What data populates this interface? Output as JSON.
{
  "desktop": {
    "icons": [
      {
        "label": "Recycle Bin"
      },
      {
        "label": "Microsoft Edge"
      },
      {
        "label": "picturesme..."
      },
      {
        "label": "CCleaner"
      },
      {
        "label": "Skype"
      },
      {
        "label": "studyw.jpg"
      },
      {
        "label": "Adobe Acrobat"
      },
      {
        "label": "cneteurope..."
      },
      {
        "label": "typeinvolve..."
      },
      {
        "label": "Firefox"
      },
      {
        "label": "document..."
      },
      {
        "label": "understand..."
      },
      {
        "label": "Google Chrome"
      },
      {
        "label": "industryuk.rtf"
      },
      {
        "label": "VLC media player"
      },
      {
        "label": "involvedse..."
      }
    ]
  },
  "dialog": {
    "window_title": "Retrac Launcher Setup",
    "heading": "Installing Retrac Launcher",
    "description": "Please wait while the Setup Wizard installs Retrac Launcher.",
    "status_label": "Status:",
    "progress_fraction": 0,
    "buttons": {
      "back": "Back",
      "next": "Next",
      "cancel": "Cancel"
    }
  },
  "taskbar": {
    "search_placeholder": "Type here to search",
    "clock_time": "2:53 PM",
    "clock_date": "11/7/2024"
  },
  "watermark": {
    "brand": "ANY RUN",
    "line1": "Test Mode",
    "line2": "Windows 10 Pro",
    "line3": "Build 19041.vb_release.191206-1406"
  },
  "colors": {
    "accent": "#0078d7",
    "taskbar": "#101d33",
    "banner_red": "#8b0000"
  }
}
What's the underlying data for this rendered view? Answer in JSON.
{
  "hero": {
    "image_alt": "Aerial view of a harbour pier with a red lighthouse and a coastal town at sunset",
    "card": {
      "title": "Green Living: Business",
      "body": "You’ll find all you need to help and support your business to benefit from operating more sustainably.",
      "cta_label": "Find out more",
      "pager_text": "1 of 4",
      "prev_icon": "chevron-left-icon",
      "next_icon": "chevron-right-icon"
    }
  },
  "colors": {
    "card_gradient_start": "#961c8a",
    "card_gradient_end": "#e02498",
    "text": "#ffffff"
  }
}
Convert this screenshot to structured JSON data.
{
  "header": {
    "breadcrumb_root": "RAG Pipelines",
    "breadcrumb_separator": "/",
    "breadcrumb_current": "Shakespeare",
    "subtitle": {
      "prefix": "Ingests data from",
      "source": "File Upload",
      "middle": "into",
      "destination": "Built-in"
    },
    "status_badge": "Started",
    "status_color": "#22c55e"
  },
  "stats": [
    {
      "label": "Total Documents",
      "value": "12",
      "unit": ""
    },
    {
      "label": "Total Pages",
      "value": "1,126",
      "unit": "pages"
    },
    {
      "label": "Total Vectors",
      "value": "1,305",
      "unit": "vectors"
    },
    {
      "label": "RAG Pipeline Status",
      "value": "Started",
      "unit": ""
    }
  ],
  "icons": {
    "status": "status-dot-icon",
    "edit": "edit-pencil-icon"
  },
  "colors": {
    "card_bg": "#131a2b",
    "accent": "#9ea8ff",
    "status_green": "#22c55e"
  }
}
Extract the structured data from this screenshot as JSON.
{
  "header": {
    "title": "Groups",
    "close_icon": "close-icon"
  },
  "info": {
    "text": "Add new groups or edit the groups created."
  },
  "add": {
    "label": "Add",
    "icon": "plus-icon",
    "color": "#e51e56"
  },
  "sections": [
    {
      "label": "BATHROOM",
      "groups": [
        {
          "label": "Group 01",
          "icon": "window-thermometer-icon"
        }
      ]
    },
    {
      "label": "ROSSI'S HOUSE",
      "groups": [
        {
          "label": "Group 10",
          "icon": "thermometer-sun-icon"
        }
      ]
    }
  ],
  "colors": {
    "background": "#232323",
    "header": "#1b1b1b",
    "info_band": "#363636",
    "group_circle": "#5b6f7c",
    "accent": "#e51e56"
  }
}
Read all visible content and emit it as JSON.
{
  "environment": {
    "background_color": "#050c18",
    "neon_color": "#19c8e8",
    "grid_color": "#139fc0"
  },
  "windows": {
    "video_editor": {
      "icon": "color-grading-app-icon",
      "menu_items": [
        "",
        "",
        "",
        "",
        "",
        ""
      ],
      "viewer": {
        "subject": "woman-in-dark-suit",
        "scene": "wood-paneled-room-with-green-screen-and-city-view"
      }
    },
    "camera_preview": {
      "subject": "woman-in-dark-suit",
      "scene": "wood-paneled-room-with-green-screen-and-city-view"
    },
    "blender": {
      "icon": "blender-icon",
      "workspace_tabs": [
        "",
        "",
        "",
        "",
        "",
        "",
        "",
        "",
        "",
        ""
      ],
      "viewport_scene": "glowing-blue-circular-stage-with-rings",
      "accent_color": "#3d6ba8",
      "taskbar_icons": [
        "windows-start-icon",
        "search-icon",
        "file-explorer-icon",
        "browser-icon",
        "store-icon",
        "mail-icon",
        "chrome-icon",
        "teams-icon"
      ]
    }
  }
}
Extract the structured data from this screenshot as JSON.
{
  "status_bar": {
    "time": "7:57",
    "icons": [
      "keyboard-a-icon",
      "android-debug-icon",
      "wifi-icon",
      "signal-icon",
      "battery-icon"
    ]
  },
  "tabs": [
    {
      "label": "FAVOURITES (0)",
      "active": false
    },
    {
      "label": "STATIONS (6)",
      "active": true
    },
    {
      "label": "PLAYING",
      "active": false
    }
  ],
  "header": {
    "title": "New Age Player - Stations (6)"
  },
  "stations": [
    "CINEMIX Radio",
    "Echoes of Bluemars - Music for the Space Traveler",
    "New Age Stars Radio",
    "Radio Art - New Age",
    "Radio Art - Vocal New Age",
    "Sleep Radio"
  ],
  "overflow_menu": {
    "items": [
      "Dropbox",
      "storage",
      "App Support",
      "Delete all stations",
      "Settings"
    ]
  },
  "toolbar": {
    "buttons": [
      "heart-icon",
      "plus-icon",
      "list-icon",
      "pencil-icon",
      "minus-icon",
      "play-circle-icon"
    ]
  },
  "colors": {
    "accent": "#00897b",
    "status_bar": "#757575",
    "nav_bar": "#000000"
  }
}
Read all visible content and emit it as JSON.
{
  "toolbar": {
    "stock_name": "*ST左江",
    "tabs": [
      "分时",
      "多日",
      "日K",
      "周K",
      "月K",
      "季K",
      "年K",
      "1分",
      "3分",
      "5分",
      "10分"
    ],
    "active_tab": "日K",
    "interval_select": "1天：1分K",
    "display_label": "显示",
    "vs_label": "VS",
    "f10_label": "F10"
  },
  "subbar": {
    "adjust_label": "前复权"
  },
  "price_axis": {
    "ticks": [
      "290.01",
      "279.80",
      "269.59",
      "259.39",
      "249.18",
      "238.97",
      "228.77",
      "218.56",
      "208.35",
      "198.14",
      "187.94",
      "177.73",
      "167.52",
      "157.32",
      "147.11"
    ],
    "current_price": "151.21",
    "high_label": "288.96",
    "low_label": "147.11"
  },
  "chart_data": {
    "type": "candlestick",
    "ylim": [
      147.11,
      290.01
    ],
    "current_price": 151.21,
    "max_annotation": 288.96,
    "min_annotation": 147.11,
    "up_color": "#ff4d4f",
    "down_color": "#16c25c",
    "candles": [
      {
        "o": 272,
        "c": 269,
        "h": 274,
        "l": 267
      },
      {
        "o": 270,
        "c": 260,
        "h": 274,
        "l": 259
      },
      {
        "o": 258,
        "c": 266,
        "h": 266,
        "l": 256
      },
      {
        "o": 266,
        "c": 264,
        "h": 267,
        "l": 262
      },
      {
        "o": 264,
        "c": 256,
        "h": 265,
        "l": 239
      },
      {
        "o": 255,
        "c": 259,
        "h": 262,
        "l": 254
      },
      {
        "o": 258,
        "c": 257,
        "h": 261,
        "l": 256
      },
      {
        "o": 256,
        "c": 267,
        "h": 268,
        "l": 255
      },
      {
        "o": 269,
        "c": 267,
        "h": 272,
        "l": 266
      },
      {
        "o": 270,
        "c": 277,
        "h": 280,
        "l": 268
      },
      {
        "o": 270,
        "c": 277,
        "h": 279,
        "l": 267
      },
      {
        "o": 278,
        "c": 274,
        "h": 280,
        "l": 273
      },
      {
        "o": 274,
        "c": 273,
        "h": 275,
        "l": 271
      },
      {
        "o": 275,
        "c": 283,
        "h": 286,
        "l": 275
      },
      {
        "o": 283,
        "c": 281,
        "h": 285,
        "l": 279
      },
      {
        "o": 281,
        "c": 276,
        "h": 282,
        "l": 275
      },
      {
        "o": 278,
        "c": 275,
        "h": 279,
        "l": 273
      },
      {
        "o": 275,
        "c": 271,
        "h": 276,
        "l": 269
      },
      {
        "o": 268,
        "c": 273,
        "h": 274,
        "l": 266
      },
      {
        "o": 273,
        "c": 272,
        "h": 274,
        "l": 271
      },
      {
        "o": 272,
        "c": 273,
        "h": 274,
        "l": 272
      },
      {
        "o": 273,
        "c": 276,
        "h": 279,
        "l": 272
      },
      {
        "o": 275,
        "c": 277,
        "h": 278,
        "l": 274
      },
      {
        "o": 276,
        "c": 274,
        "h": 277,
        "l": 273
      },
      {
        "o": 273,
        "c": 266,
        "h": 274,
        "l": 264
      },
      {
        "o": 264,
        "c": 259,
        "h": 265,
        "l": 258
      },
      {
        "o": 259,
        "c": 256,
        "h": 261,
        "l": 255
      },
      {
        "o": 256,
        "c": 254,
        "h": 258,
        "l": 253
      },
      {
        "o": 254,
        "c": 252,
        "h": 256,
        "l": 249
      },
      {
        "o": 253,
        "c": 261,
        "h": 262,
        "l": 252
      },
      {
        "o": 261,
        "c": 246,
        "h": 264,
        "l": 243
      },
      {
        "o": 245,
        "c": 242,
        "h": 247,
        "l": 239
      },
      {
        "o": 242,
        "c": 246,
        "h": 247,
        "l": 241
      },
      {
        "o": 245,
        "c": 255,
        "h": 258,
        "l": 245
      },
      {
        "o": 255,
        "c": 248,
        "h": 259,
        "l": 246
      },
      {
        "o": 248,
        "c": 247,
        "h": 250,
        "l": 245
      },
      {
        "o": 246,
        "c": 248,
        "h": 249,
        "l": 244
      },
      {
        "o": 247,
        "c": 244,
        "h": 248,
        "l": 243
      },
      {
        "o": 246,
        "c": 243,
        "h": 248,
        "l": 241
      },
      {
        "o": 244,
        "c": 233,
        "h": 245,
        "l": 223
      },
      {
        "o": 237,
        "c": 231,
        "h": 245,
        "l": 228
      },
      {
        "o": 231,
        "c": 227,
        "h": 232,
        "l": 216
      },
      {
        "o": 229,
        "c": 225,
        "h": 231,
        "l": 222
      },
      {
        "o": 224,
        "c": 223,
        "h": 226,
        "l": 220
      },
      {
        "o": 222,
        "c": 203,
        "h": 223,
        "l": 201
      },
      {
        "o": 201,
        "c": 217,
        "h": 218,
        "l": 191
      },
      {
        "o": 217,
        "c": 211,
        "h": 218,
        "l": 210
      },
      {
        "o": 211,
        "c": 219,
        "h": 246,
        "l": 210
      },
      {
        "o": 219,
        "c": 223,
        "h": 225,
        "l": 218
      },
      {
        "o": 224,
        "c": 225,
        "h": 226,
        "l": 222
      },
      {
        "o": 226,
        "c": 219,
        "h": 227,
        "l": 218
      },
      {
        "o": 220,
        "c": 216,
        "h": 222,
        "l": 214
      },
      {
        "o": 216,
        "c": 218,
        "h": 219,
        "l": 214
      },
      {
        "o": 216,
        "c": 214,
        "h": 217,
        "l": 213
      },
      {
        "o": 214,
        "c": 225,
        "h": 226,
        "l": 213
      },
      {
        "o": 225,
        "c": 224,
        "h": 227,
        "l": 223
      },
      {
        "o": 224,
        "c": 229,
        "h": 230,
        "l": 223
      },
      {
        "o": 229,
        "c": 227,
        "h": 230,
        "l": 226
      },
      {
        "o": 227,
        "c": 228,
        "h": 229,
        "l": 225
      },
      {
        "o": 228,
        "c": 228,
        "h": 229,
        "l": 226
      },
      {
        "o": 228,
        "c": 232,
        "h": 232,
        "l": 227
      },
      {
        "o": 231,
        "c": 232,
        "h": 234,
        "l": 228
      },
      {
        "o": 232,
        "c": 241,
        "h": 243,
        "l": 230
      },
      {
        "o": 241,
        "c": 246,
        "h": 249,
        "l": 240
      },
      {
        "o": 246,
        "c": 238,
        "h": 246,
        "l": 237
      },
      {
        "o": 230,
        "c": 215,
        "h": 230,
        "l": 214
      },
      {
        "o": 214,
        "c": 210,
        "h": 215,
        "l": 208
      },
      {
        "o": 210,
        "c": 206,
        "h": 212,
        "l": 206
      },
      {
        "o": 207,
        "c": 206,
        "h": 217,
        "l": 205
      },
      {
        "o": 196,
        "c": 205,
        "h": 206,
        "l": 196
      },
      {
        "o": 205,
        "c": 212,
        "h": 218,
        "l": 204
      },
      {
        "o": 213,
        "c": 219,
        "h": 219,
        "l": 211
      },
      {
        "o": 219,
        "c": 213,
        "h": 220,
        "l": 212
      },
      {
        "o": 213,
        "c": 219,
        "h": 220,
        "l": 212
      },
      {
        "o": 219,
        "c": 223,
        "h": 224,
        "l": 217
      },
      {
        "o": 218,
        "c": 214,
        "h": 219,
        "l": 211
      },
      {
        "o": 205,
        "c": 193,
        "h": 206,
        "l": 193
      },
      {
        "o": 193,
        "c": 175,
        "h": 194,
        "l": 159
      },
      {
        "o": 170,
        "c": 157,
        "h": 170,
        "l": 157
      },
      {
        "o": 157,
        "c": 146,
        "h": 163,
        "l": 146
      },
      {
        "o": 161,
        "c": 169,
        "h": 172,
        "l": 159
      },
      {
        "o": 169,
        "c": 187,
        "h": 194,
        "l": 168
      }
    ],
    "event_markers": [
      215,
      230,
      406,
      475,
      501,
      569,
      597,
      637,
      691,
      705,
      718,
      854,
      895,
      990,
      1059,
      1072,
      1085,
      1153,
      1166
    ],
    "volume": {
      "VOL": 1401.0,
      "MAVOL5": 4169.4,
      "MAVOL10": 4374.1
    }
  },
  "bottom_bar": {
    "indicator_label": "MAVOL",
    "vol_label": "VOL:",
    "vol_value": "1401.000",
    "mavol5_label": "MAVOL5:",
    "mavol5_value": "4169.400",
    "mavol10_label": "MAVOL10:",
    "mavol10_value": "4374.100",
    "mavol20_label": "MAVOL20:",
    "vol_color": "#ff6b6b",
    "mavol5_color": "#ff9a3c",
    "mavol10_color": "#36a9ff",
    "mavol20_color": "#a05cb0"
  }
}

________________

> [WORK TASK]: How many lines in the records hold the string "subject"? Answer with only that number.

> [ANSWER BOX]: 2